Items from an interface collection
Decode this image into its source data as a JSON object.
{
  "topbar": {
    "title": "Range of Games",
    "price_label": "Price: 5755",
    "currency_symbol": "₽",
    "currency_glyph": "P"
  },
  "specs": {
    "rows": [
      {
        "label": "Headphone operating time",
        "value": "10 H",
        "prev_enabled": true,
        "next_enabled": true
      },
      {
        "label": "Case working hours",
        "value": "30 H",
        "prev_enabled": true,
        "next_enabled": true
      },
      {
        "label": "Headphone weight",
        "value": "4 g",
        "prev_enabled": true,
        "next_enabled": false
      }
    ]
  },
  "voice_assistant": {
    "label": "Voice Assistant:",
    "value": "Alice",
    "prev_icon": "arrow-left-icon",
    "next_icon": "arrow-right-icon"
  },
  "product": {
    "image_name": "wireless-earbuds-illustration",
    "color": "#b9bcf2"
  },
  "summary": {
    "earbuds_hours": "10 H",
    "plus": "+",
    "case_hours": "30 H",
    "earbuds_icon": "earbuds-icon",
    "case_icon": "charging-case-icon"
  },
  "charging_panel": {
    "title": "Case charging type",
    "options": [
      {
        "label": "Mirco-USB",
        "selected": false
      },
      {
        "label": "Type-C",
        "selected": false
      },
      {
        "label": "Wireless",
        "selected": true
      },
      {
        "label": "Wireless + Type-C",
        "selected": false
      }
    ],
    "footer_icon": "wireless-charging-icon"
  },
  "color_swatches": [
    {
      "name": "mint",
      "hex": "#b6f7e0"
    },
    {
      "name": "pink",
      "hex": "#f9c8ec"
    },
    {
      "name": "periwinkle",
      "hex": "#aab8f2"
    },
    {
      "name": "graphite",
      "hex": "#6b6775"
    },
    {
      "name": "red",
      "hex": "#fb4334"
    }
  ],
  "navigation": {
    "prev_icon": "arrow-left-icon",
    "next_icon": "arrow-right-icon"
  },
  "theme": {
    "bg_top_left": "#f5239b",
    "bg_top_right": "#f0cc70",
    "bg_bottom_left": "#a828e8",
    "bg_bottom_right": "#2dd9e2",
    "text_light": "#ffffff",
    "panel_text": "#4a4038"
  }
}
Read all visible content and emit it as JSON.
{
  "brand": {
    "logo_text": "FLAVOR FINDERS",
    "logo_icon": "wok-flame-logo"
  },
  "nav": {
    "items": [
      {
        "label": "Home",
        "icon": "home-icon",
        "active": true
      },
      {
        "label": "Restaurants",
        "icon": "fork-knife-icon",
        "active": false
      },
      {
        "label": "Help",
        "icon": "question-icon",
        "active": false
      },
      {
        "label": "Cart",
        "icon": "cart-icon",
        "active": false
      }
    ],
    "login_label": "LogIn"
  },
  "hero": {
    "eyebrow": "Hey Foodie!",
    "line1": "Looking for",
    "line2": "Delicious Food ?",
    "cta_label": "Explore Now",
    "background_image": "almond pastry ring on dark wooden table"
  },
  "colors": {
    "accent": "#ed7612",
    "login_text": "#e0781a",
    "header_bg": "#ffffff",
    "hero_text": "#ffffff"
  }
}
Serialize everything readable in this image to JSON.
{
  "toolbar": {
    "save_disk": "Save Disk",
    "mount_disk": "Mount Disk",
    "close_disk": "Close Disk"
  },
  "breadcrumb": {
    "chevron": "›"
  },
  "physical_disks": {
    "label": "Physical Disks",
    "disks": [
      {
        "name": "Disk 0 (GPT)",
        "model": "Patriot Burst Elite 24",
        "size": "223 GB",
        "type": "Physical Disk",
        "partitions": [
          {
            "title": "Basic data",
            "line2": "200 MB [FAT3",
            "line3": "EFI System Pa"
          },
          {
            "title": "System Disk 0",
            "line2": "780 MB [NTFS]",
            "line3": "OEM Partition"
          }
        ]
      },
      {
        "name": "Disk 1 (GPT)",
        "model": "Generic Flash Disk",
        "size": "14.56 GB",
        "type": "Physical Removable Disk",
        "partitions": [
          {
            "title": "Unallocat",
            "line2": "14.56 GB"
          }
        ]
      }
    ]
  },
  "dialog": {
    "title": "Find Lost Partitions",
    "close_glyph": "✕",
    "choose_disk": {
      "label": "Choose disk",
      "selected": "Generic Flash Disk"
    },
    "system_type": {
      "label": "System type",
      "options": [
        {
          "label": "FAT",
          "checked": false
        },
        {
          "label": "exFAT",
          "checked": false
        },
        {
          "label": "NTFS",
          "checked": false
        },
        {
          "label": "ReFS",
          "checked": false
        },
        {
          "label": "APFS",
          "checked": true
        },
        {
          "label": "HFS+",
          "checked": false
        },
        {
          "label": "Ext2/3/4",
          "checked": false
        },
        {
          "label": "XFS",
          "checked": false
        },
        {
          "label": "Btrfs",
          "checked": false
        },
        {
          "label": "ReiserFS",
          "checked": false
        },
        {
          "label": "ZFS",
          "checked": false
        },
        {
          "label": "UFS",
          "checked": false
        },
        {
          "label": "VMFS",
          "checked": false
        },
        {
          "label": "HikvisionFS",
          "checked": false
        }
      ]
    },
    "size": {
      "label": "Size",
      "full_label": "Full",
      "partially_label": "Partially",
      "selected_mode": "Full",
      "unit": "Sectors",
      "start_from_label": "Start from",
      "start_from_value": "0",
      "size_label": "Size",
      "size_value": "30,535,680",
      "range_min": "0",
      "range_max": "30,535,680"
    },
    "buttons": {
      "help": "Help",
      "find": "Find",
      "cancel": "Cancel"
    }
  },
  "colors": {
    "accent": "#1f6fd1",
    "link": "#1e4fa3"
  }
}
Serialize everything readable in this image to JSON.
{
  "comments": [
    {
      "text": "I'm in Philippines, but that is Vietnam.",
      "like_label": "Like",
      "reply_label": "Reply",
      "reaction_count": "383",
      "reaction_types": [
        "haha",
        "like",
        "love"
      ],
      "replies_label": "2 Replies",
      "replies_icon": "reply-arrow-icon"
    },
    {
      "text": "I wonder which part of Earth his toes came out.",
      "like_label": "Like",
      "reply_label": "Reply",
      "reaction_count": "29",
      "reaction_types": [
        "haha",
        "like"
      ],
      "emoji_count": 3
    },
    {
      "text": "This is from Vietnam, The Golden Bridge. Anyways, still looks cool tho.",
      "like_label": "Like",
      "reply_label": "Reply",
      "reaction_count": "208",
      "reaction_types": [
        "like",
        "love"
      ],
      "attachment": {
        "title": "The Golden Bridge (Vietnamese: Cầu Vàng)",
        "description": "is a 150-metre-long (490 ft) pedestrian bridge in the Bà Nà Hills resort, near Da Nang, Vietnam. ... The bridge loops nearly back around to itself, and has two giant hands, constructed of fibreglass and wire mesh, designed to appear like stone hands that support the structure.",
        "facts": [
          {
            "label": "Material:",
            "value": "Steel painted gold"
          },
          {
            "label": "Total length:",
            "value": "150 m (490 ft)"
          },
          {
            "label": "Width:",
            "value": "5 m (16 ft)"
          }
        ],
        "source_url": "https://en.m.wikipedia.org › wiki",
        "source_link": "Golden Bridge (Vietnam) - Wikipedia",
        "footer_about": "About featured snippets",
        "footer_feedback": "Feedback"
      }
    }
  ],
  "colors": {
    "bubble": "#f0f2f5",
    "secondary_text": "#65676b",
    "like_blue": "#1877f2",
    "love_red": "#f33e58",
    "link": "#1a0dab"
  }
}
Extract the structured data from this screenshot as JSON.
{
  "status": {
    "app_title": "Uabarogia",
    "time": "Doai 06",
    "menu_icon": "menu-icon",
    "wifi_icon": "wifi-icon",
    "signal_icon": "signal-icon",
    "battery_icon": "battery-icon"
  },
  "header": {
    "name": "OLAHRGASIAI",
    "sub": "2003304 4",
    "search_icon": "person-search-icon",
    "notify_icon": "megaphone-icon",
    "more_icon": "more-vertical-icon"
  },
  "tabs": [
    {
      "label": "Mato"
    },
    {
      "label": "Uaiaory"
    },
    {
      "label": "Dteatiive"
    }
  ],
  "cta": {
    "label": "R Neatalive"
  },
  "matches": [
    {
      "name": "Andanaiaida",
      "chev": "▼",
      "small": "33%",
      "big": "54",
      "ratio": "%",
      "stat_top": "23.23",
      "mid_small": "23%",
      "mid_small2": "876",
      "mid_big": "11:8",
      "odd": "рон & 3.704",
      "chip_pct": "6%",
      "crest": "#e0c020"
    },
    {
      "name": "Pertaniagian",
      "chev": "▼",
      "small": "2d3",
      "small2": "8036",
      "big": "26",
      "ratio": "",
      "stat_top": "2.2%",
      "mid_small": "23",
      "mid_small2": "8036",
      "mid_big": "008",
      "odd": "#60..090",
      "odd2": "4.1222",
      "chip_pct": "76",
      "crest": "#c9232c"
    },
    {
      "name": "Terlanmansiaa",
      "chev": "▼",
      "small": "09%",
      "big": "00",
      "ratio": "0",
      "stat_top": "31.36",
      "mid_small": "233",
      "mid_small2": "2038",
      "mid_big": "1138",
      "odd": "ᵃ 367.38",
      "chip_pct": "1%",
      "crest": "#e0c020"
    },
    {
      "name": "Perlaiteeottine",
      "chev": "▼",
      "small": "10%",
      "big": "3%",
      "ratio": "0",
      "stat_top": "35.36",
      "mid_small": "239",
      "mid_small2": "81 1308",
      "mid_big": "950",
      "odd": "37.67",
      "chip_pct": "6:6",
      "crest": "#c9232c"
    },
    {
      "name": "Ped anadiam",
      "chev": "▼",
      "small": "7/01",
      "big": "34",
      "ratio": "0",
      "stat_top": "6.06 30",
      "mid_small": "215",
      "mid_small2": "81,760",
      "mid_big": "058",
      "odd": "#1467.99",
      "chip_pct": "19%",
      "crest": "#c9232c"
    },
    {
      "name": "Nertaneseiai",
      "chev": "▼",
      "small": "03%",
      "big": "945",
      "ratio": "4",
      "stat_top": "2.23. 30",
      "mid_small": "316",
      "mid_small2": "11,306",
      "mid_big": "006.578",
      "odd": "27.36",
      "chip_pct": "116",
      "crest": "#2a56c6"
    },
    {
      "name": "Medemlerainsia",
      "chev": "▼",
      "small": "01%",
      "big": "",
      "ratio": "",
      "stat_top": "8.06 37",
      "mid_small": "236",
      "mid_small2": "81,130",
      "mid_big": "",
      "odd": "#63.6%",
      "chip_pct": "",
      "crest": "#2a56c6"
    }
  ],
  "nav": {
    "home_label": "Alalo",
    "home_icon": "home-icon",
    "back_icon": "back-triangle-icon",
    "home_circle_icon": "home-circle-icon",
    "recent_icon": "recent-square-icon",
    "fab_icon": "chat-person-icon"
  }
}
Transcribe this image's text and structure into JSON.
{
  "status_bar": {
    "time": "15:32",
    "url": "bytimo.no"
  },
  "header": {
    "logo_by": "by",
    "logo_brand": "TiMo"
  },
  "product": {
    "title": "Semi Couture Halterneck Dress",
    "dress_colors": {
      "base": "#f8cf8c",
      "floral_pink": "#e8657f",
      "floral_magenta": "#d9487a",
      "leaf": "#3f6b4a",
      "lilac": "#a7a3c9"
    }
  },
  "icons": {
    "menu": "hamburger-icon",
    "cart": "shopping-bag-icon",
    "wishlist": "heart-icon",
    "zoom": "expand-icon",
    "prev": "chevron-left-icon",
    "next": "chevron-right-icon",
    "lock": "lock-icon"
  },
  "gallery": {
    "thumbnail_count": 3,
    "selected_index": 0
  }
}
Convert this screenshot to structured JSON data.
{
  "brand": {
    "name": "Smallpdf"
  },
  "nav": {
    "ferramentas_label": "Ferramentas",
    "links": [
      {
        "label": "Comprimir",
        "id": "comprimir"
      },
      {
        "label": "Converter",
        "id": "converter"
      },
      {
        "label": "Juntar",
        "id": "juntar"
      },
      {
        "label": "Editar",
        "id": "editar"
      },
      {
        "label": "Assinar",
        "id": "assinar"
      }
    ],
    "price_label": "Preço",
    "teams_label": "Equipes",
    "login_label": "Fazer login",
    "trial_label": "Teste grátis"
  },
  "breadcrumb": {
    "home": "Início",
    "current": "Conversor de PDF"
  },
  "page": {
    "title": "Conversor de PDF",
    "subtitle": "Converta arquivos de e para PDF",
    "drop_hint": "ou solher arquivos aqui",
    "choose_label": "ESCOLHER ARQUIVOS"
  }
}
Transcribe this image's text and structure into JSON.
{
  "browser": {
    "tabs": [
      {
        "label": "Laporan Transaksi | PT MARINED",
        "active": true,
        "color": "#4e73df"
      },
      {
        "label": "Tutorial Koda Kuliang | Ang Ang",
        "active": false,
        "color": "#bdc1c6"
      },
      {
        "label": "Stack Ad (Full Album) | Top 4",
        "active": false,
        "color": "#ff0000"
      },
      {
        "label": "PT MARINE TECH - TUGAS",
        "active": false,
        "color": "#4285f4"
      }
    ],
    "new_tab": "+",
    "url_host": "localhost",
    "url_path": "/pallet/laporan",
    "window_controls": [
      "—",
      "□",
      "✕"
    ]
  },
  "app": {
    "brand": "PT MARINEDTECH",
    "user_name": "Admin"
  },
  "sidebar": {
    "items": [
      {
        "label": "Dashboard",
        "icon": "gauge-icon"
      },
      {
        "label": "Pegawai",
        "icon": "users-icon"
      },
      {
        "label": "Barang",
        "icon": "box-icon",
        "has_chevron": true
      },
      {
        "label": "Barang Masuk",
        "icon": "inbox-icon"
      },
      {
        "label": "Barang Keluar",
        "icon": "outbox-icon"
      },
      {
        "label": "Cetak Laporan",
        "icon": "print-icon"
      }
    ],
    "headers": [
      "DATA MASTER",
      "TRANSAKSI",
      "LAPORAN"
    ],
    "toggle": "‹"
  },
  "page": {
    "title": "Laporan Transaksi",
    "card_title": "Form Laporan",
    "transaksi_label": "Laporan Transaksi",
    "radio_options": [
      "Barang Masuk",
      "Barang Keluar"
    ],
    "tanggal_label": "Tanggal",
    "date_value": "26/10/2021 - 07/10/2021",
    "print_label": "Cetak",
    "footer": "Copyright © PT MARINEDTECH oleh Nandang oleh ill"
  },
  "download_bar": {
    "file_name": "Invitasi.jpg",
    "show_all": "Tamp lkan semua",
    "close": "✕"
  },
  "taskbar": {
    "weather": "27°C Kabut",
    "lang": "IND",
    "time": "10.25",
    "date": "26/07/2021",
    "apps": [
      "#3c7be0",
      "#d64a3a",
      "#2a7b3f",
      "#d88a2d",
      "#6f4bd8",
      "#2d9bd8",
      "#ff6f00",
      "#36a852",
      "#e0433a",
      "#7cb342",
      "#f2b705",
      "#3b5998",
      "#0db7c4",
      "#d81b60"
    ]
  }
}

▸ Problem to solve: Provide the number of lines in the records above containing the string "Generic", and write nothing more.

▸ Exercise result: 2